About three weeks after her announcement it became clear to her and her closest advisors that she was not going to be able to dedicate the time to running a statewide primary and raising the money needed to be competitive with two other members of congress. She dropped out and would instead seek another term to her congressional district.

In 1997 Furse announced that she would retire from Congress. She had originally promised to only run for three terms but had very briefly changed her mind believing Oregon had lost too many congressional leaders. After discussions with staff and family, she ultimately decided to stick to her original plan of only serving three terms. Furse was a believer in term limits. She longed for an end to the transcontinental flights and for a return to spending more time with her family and working on her farm.

Democrats and Oregonians can be proud of the work Furse did in congress. She fought to increase money for research to combat diabetes. She founded the Congressional Diabetes Caucus. Listen to her describe the founding of the caucus.

She played a critical role in getting increased funding to help finish the MAX Light Rail line that was set to end at the Beaverton/Hillsboro city limits. Instead, the additional funding helped get the MAX all the way to downtown Hillsboro. When you go to the Sunset Transit Center you will find the entire plaza area is named in her honor.

As a Peace Activist, she was proud to have had a hand in helping cut the Defense Department budget by over 50 million dollars during her years in congress. She was a passionate advocate for Tribal rights and recognition during her time in congress. She was one of the first northwest congressional leaders to scare agricultural and industrial interests about federal dam drawdown and removal. She didn’t believe they were doing enough to save salmon on the Columbia River and to help restore more natural flows to the river. Furse was instrumental in helping the Grand Ronde Tribe regain federal recognition back in the 1980s. While she had not graduated from Lewis & Clark her experiences understanding the law helped them a great deal during the process. In her retirement from elective office, she was the founding director of Portland State University’s Institute for Tribal Government. You can watch a video from the Washington County Public Affairs Forum Elizabeth did on Tribal Treaties:

Outside of other work she always could rely on finding peace on her farm and work at the Helvetia Winery She would be happy to be a donor and endorser for the rest of her life but the community was able to convince her to run for office one more time in 2014 for Washington County Commissioner. This was one of the first big efforts to organize at the commission level in Washington County with a coordinated effort of two campaigns.

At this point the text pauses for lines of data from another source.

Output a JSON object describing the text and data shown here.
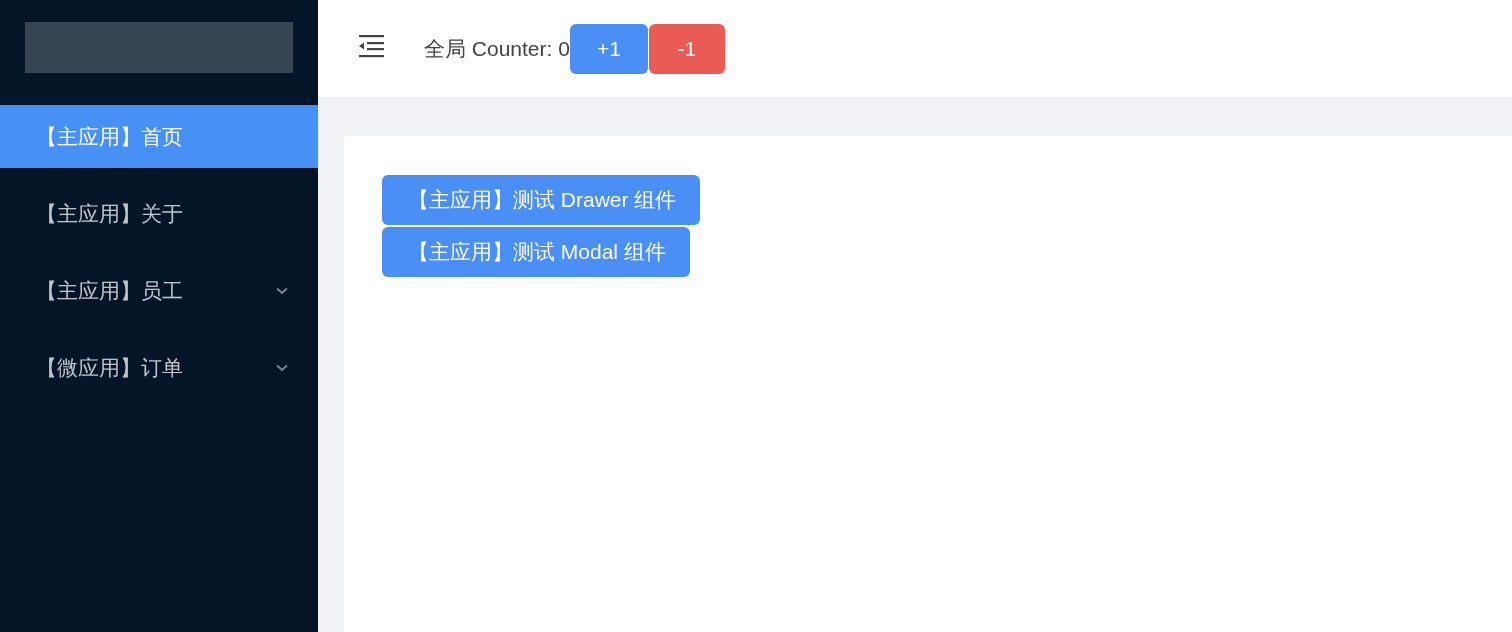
{
  "sidebar": {
    "items": [
      {
        "label": "【主应用】首页",
        "kind": "item",
        "selected": true
      },
      {
        "label": "【主应用】关于",
        "kind": "item",
        "selected": false
      },
      {
        "label": "【主应用】员工",
        "kind": "submenu",
        "selected": false
      },
      {
        "label": "【微应用】订单",
        "kind": "submenu",
        "selected": false
      }
    ]
  },
  "header": {
    "counter_label": "全局 Counter: 0",
    "buttons": [
      {
        "label": "+1",
        "kind": "primary"
      },
      {
        "label": "-1",
        "kind": "danger"
      }
    ]
  },
  "content": {
    "buttons": [
      {
        "label": "【主应用】测试 Drawer 组件"
      },
      {
        "label": "【主应用】测试 Modal 组件"
      }
    ]
  }
}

She told The Oregonian “I always believed Oregon’s land-use bill would protect us, but lately the commission has focused on (helping) land developers, rather than citizens. You should see the sweet deals they’ve given to developers. And it occurred to me that if I really can’t stand it, I should get out and do something about it.”
She campaigned over concerns of the loss of vital farmland to developers looking to make a quick buck. She believed that the board was more concerned with the economic interests of the county’s big employers than with environmental protections and livability. She wanted to know why the county was set on using our gain share funds on an events center and not social services for the growing diverse population calling the county home.

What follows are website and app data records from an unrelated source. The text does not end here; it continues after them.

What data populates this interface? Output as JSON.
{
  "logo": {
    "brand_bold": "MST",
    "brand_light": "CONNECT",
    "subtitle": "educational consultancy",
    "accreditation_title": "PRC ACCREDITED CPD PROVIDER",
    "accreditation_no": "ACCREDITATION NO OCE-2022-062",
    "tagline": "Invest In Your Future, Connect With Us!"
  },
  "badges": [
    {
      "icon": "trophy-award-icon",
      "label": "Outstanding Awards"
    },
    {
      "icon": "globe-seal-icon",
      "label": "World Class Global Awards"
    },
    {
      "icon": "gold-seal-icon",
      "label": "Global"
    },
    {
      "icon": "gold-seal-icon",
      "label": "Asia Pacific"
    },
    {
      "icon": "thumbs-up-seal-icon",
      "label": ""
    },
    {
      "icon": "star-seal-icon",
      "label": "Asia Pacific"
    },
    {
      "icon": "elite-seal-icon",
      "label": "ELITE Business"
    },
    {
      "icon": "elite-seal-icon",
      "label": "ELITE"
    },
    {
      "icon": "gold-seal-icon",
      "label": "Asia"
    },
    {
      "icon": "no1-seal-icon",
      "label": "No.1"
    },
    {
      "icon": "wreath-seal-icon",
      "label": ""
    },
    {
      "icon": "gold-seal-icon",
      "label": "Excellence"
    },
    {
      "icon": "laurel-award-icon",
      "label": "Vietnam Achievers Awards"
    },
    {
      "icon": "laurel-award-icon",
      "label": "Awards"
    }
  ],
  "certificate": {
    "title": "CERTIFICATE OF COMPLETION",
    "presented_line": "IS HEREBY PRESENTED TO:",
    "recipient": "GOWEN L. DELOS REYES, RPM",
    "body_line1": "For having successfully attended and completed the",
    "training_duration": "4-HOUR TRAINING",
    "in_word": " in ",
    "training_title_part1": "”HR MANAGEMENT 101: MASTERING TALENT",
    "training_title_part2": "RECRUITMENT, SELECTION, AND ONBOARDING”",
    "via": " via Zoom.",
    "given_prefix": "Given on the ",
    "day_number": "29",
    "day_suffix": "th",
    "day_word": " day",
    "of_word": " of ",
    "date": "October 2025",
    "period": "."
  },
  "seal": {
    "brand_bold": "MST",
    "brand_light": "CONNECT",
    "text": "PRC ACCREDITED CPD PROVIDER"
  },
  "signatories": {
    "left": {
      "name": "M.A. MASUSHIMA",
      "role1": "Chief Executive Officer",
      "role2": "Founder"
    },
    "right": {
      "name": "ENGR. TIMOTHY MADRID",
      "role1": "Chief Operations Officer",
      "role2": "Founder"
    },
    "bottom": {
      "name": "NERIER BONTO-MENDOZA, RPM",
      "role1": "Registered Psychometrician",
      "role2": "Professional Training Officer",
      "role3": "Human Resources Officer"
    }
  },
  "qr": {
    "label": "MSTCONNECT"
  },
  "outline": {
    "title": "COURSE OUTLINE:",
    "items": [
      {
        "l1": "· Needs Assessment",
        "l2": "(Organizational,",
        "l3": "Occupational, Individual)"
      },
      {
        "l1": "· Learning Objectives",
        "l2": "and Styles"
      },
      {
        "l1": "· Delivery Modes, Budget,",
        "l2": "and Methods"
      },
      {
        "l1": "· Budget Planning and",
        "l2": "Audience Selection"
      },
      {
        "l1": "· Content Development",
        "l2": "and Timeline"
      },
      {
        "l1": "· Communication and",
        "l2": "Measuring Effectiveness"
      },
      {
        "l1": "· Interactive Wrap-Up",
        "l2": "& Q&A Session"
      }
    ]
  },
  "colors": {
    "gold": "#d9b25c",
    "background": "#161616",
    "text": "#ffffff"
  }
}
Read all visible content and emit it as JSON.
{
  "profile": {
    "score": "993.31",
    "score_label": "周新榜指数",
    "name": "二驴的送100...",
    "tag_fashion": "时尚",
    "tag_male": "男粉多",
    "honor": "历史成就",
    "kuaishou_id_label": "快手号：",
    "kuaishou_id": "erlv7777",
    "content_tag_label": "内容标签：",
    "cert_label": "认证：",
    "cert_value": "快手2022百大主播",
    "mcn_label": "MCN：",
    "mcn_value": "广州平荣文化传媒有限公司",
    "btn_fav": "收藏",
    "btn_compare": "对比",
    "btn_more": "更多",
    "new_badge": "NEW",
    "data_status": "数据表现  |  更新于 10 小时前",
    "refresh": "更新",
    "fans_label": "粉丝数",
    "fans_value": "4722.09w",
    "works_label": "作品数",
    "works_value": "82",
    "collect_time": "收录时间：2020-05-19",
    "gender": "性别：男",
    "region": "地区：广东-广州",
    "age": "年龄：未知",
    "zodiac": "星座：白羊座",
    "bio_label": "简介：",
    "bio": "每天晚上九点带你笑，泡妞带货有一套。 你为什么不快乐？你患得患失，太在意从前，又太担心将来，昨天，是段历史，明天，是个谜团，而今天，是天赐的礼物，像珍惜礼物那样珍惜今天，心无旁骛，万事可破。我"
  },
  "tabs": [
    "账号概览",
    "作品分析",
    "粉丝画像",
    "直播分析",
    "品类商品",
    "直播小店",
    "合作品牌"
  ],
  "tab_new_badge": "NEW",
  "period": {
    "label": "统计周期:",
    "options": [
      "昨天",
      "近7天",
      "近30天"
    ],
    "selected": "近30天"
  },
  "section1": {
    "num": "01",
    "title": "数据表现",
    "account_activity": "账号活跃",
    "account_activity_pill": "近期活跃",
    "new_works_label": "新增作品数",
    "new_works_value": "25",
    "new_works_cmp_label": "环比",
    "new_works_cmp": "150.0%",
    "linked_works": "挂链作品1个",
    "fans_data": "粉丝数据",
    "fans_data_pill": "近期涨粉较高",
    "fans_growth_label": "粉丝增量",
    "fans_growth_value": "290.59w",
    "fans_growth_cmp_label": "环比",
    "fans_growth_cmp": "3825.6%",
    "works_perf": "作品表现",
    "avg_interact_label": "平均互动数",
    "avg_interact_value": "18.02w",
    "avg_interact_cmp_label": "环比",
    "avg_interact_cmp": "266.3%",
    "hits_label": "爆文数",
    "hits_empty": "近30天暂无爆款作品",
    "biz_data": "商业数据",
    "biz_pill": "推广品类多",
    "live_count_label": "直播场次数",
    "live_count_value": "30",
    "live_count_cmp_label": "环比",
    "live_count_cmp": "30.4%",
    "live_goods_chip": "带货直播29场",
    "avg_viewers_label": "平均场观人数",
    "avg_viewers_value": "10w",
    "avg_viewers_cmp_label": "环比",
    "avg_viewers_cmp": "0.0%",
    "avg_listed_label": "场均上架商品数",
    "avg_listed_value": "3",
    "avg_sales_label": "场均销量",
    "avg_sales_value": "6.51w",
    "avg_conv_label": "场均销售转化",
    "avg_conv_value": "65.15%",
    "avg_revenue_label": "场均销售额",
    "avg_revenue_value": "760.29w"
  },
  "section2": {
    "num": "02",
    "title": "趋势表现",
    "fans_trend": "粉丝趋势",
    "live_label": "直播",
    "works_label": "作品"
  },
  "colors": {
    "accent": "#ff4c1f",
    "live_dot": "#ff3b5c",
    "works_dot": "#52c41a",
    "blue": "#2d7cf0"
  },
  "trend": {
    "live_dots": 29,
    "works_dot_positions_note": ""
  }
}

While the May 2014 primary did not give Democrats the outcome we had hoped. It forced us to reconsider our efforts for the future and helped identify community groups we could try and enlist in 2016 and 2018 when we did finally secure a 3-2 majority on the board. Elizabeth’s campaign was vital to getting those conversations in the local party. We still haven’t won in commission district 4, but we are getting closer.

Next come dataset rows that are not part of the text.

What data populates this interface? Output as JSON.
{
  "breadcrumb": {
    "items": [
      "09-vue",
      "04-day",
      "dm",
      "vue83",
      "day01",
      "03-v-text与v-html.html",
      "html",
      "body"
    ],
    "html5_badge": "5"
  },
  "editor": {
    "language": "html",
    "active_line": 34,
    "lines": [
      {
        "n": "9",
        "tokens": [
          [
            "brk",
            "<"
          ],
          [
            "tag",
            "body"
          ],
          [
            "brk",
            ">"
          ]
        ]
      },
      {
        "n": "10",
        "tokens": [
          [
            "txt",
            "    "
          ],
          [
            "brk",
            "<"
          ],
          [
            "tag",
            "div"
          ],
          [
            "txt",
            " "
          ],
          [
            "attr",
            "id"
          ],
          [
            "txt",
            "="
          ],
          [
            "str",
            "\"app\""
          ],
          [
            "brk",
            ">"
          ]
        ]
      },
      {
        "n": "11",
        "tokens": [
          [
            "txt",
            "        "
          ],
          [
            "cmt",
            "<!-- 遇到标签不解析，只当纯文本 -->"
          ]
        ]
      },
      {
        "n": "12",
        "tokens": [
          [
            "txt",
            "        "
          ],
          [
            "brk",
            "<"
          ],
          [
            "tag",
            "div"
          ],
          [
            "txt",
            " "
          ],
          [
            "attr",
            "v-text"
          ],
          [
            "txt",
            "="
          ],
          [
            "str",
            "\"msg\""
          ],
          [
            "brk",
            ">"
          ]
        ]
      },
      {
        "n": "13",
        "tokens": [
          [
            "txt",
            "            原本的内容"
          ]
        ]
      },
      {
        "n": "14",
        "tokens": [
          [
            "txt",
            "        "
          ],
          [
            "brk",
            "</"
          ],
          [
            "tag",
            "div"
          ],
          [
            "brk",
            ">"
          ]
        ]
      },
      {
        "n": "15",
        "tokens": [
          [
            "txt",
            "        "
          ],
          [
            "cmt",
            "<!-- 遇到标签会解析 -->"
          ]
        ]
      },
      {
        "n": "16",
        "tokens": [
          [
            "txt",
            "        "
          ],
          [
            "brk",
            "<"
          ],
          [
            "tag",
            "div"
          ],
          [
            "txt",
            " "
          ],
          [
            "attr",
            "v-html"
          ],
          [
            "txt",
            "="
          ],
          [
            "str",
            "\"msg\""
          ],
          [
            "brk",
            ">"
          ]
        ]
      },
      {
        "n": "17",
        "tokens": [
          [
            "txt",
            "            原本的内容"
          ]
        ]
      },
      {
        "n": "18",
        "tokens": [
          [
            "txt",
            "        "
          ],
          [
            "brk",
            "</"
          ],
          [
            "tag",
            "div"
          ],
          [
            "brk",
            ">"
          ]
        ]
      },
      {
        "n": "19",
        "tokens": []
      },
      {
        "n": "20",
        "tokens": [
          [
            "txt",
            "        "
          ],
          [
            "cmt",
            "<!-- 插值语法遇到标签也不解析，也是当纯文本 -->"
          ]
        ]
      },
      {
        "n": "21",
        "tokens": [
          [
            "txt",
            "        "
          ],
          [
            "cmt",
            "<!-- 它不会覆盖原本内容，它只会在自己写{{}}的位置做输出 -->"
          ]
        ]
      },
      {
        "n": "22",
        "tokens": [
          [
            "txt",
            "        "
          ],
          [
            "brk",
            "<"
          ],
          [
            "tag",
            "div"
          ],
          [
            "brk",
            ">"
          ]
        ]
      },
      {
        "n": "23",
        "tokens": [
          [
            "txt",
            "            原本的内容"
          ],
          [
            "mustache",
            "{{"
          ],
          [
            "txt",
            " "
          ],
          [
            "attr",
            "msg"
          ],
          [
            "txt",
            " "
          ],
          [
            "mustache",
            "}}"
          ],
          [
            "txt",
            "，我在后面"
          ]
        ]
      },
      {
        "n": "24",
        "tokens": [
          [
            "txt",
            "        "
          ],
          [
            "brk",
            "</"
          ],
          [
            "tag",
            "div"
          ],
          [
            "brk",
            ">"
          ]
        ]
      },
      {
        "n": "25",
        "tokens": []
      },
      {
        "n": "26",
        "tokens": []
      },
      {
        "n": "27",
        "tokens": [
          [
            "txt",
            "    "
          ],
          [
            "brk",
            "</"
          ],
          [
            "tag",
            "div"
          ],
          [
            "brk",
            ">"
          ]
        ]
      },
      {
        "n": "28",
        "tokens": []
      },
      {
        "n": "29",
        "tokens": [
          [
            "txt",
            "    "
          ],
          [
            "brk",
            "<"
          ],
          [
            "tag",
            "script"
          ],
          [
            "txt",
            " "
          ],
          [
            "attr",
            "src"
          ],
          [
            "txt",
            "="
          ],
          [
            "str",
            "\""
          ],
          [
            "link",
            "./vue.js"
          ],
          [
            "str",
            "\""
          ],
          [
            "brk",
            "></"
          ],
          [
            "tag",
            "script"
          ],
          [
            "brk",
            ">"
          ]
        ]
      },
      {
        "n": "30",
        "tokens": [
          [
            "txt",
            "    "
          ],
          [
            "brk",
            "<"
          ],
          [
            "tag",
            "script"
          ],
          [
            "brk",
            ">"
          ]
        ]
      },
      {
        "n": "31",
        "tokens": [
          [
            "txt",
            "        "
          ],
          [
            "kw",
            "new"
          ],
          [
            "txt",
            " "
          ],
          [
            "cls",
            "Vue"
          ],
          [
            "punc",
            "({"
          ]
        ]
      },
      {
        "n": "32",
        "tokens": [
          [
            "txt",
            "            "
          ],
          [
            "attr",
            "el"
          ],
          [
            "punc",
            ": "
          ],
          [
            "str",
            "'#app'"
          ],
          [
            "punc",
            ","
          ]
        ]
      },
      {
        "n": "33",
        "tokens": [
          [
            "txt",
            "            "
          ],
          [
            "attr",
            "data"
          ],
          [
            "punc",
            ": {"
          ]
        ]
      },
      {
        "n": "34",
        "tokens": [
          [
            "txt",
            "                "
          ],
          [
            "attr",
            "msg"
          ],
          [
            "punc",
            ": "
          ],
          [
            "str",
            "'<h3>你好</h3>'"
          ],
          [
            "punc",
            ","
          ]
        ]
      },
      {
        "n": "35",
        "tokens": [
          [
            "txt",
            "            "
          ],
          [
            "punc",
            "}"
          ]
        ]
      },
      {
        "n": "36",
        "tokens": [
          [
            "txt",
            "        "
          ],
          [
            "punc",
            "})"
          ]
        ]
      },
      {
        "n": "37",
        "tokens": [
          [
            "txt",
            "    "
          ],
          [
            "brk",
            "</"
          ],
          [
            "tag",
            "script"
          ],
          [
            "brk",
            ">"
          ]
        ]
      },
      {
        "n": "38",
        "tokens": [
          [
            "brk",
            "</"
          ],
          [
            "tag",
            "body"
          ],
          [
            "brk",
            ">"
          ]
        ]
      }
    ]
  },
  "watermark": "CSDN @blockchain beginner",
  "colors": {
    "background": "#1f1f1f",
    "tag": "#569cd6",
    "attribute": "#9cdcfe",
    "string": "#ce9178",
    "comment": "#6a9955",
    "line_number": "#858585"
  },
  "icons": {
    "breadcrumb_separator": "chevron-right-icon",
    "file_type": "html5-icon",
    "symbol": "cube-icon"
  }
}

Elizabeth Furse was the fourth woman elected to Congress from Oregon. The state had sent Nan Wood Honeyman in 1936, Edith Green in 1954, and Maurine Neuberger in 1960. Elizabeth Furse joined them in 1992 and was followed by Darlene Hooley in 1996 and Suzanne Bonamici in 2011. Congresswoman Bonamici made this statement on the floor of the house after the passing of Elizabeth Furse: